The 100,000 square foot new Sephardic Community Center on Ocean Parkway in Brooklyn, NY is a transformative expansion of its 30-year old original building. It is symbolic of the central role it now plays in the surrounding neighborhood as an inter-generational facility. It expands upon the first Center’s stated mission to preserve and nurture the rich history and culture of the Sephardic Community, it offers coherence to the Center’s ever-widening program of educational, athletic and social services, and above all it extends a legible, clear invitation to all for participation in community events.
More photographs after the break.
Architects: BKSK Architects
Location: Brooklyn, New York, USA
Partner-in-Charge: Joan Krevlin, FAIA, LEED AP

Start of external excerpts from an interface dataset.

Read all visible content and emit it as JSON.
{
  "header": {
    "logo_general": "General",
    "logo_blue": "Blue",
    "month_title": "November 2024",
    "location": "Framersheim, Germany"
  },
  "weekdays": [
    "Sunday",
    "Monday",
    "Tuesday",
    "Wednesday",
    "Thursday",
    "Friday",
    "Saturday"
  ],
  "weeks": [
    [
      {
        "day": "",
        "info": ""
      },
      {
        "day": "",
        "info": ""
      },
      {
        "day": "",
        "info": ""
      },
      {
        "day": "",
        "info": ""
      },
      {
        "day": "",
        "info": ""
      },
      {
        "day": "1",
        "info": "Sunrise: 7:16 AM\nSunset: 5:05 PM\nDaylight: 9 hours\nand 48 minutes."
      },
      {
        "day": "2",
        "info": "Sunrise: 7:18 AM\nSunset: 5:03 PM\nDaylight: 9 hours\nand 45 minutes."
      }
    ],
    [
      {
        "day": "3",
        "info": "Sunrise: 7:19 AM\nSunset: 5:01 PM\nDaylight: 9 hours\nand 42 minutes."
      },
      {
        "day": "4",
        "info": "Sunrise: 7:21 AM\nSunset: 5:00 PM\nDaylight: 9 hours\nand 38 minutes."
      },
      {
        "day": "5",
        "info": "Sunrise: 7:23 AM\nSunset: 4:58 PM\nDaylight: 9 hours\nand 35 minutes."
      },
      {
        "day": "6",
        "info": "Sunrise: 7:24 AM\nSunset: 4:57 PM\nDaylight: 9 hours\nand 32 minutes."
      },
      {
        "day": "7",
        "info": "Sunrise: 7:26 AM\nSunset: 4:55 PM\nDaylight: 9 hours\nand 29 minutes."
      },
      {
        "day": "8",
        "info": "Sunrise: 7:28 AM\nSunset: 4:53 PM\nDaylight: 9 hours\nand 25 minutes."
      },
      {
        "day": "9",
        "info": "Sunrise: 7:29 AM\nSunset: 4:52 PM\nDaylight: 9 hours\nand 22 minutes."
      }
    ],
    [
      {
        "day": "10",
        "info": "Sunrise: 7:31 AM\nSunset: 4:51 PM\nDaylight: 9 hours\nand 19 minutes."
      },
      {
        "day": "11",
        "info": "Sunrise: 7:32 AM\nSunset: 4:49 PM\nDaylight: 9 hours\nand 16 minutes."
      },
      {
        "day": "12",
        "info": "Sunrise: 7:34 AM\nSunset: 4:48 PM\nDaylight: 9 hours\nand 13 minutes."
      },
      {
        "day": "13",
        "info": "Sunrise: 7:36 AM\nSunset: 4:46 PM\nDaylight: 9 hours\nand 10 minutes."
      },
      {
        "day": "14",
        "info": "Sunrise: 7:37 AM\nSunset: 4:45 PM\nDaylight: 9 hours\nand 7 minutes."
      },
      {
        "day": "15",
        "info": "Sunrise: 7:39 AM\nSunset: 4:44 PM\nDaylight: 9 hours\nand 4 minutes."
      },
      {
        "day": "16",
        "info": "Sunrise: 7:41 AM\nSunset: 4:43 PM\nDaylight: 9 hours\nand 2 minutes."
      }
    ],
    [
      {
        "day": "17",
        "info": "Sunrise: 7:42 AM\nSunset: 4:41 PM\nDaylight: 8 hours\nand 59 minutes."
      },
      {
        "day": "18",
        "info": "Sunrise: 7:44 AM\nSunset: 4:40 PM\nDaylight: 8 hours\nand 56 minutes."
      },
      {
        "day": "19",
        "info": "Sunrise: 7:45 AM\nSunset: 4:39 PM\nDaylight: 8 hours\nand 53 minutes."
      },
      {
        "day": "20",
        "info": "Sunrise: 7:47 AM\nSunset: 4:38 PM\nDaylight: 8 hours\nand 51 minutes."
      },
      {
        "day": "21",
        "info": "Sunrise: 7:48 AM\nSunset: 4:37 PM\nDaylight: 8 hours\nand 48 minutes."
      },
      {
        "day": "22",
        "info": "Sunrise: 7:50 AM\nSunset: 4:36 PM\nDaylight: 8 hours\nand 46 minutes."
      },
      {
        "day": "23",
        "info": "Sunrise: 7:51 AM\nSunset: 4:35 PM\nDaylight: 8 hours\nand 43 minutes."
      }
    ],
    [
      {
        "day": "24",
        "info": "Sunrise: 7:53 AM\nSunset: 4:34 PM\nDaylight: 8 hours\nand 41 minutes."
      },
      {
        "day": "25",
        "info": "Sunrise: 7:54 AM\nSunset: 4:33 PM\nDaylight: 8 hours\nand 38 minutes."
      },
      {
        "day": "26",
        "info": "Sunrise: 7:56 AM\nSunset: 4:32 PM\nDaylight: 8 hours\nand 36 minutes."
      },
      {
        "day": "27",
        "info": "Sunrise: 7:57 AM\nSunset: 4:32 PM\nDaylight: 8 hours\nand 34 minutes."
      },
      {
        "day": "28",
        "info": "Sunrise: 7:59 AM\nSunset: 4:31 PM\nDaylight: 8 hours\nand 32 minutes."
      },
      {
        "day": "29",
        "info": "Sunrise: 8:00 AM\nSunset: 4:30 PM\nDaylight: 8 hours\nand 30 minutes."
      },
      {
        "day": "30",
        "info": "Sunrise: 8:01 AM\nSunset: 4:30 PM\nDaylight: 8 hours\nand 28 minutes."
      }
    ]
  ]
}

Project Architect: Julie Nelson, AIA, LEED AP
Project Managers: David Kubik, AIA, LEED AP, Harpreet Dhaliwal, AIA, LEED AP
Interior Designer: Stacey Jattuso
Contractor: E.W. Howell
Structural Engineer: Weidlinger Associates Inc.
MEP Engineer: Lilker Associates Consulting Engineers
Civil Engineer: Michael Wein Civil Engineer
Landscape Architect: H.M. White Site Architects
Project Year: 2010
Photographs: Jonathan Wallen, Jeffrey Totaro
The original 50,000 square foot community center with its textured concrete and minimal fenestration was representative of its time, built with a circumscribed palette of durable and opaque materials. The building was characterized by a simple massing strategy and overall sense of solidity. BKSK’s design of the expanded Center involves subtle changes to the original main façade, a layered glass and masonry composition for the new wing, and a continuous canopy to yoke them all together. A dialogue between the two is palpable, one that honors the building’s long-standing social importance and makes the facility’s striking evolution appear as inevitable.
The new complex now includes an additional street façade on a quieter residential street that further interprets the planar quality of the original building, and gracefully weaves an institutionally-scaled structure (gymnasium, preschool and community room) into the residential urban fabric. The deceptive simplicity of the exterior design only hints at the intricate programmatic puzzle of the interior.
The Center hosts activities and programs for all ages, including a gym,pool and spa; a 170- student preschool center; meeting spaces for a wide range of social groups and gatherings; a performance space; extensive administrative offices; and a celebratory space as a repository of cultural memory. An emphasis on spatial legibility extends a sense of welcoming order to the multi-story Heritage Hall entry lobby, from which the full range of activities becomes evident. The community’s shared lineage has become a true centerpiece of the lobby, with hundreds of ancestral images sandwiched between layers of glass.
Throughout the new and renovated areas a carefully wrought sense of coherence, an often- surprising visual connection between previously segregated functions, and the notable introduction of natural light to all circulation and informal gathering spaces has yielded a heightened sense of group interaction. An integral series of commissioned, site-specific artwork and unexpected furnishings that create areas of individual identity, support this building’s bold vision of a mutually supportive community.